Snowden Sacrifices His Future, But We're Busy Making Weiner Puns

While Edward Snowden stays put in the Moscow Airport, his efforts to awaken Americans against the Leviathan security state we live in seem to stay there with him. We seem to be more enamored with the royal baby or Anthony Weiner’s latest sexcapades, while the Senate voted on a resolution to continue to inflate the cost of higher education. Rep. Justin Amash (R-Mich.), in typical fashion, bucked the House GOP leadership on NSA surveillance, championing an amendment to stop the unwarranted collection of citizens' data. The amendment was eventually defeated, 217-205, and Snowden’s nightmare is coming to fruition: No matter what Americans do or feel, the congressional security complex will use bipartisanship to bolster the power of government at the expense of civil liberties.

Amash brought people from both sides of the aisle in support of his efforts, like Rep. Jared Polis (D-Colo.) and Rep. John Conyers (D-Mich.). Tragically, there is still a large group of people in Washington who dont’ really listen to Benjamin Franklin's old aphorism that those who sacrifice liberty for security deserve neither. The vote breakdown was interestingly and strangely bipartisan. The group that voted Nay consisted of 134 Republicans and 83 Democrats. The other camp consisted 94 Republicans and 111 Democrats voting against the NSA’s mass collection of information about American citizens. While the common narrative is that the Republicans are obstructionist, this vote shows that this isn’t always the case. The Republicans,specifically Rep. Amash, fought against their own leadership. On a more promising note, it’s good to see that a majority of Democrats joined Republicans in supporting the freedom of Americans.

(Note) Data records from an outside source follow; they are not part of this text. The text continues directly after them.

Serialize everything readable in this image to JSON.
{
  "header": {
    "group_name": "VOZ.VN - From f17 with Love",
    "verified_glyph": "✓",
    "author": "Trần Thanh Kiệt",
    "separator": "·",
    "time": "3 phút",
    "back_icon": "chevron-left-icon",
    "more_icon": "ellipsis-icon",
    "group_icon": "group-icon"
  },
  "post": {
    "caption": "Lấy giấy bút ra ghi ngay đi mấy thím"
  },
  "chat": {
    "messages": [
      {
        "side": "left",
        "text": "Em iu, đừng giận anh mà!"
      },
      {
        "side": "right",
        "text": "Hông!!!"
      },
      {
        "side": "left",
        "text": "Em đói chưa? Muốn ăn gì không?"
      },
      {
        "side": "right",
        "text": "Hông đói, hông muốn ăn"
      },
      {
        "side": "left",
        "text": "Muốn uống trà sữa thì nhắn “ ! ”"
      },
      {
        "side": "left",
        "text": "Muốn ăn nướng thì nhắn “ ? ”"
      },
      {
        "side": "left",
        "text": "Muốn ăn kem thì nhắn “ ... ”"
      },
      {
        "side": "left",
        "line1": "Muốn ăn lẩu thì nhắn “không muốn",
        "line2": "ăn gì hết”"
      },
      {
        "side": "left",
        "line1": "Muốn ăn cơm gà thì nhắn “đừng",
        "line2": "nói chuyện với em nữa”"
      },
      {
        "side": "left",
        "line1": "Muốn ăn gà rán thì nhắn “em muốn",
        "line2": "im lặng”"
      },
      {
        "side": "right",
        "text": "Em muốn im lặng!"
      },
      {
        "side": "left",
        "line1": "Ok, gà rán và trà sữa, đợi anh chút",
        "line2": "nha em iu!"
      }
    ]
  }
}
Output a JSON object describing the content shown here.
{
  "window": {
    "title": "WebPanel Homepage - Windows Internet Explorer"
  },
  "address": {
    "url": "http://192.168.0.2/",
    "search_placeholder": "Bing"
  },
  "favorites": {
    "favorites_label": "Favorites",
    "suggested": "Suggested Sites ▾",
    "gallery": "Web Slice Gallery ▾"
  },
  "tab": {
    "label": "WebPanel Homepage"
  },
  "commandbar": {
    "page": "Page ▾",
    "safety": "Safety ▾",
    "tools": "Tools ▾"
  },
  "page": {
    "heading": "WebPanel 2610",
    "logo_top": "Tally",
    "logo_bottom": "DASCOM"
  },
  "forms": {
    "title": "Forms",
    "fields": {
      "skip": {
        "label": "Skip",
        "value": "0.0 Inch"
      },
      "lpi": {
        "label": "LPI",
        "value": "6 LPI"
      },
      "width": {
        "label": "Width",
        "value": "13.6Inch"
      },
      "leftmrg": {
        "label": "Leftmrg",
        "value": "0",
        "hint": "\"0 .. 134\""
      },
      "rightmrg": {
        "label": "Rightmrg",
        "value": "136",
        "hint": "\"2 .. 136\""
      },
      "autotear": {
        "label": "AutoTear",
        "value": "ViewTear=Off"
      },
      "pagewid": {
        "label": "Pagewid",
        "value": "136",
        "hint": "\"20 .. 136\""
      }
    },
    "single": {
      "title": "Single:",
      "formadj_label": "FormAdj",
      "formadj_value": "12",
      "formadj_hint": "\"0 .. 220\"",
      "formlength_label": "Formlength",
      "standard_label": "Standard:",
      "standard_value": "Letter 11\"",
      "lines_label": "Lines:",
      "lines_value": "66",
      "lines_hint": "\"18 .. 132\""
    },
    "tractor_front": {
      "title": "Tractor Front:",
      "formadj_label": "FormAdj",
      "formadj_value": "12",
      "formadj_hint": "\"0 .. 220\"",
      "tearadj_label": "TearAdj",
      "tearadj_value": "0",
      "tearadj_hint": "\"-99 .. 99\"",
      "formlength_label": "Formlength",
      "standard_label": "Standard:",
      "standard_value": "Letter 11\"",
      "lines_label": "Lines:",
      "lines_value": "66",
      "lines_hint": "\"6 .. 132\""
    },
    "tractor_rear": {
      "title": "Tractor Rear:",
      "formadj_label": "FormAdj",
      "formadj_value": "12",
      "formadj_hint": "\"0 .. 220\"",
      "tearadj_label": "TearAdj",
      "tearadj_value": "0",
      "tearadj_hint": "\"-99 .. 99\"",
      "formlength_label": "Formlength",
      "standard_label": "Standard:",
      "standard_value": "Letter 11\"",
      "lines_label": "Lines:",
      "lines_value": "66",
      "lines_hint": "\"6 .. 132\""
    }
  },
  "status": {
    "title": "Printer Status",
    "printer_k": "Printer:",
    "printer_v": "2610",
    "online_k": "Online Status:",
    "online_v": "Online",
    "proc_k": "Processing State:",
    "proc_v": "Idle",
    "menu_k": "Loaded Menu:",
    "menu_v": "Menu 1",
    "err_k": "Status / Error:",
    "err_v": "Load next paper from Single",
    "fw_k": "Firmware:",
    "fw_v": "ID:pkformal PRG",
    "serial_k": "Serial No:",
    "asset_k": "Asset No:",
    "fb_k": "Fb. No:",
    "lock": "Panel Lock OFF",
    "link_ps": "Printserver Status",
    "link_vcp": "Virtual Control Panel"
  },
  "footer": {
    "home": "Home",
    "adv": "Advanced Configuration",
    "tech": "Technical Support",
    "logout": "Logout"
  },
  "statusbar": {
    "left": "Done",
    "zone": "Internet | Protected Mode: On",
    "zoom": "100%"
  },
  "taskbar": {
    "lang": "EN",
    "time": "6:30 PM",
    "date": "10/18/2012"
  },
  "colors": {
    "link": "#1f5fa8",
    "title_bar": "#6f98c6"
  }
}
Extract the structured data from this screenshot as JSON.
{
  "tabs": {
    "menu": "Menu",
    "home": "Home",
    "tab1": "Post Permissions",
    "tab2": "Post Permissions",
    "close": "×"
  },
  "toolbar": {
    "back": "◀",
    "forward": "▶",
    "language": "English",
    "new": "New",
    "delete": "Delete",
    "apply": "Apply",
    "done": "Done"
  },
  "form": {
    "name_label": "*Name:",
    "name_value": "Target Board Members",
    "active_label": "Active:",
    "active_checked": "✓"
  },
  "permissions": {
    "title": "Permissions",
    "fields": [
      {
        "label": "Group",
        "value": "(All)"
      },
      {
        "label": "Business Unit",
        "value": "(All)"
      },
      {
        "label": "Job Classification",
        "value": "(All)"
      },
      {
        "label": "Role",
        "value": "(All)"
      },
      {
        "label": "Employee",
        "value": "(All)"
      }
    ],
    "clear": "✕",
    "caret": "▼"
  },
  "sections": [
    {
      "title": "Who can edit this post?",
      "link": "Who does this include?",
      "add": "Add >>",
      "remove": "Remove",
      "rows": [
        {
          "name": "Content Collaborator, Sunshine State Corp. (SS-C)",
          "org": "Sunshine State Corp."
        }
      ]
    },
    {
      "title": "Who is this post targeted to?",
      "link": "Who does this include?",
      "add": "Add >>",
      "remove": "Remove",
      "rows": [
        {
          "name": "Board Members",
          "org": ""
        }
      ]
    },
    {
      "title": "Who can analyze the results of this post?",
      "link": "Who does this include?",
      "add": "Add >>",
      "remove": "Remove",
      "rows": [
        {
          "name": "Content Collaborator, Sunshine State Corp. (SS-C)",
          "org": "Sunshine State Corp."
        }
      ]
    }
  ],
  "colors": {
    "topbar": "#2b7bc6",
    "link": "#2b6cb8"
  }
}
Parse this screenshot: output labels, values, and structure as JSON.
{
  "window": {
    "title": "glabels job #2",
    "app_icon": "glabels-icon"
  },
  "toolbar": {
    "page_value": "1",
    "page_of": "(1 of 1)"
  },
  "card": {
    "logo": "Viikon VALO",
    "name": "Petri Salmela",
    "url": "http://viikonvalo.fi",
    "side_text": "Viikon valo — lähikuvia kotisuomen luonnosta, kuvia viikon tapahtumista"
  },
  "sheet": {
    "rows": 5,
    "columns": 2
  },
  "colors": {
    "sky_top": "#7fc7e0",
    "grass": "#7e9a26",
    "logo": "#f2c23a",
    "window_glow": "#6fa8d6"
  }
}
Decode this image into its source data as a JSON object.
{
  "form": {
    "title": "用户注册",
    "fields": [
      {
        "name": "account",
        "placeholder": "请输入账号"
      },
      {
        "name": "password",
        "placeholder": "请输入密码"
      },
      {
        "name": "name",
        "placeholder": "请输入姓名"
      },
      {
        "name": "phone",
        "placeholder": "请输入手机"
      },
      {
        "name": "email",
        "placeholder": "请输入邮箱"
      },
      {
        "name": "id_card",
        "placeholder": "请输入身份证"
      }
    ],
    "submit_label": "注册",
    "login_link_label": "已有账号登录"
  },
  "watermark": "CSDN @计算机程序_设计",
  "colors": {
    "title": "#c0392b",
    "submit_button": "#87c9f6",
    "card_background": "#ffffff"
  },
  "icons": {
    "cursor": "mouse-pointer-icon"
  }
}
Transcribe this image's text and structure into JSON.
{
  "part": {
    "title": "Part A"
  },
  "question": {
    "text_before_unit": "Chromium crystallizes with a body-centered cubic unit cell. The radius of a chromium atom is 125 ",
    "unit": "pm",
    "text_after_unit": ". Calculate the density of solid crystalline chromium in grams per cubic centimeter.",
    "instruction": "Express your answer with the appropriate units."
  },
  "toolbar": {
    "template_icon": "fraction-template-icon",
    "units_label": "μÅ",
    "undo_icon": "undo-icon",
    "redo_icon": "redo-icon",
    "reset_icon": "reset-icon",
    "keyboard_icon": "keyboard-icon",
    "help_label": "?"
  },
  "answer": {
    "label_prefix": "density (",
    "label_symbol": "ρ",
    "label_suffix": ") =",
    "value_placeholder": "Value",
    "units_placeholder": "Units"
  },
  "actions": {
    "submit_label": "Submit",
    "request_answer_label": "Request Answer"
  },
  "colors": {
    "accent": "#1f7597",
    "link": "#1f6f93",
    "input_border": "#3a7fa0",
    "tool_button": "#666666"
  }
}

On the other hand, when the PATRIOT Act passed, it was bipartisan. When the Iraq War passed, it was bipartisan. The Gulf of Tonkin resolution? It was bipartisan. It seems that, on the whole, foreign policy is where we get the most bipartisanship. At least Congress is aligned around which people are going to die in foreign countries via drones, bombs, or guns.

But when it comes back to domestic policy, it’s almost impossible to find the same clarity around legislative objectives. Take Obamacare & HillaryCare, Dodd-Frank, George W. Bush’s Social Security privatization, or his failed immigration push. Each of these pieces of domestic policy had strong constituencies that had a specific reasons for helping or killing the bills. It is much easier to oppose or support people when you speak the same language. As soon as discussions of death panels, Wall Street gambling with pensions, or Glass-Steagall come into play, there are easy points of reference for the political class to foment opposition.

Yet every so often, an individual like Edward Snowden comes along, and showcases a government program that violates our rights as American citizens. By exposing the violation of the Fourth Amendment through programs like PRISM, Snowden rallied of those concerned with civil liberties. The policy of unwarranted mass data collection of American citizens is even more concerning because of specific constitutional precedents set forth by the Obama administration in regards to drones. As we saw in the Anwar al-Awlaki case, the United States government has the authority to assassinate an American citizen using a drone on foreign soil if they are deemed an “immediate threat.” To quote David R. Dow of The Daily Beast, “If al-Awlaki presented an immediate threat, then ‘immediate’ means anything, and therefore it means nothing at all.”

If I were Snowden, that policy would make me extremely uneasy. All he has to do is step outside of the Moscow Airport, and the United States can send in the drones, legally. Given how Snowden has conducted himself, he's probably already figured this out. He’s a smart enough guy to assume this may happen, given our foreign policy as of late. As it turns out, his worst fear is coming true. This is bipartisanship at its worst. The American people should not stand for it.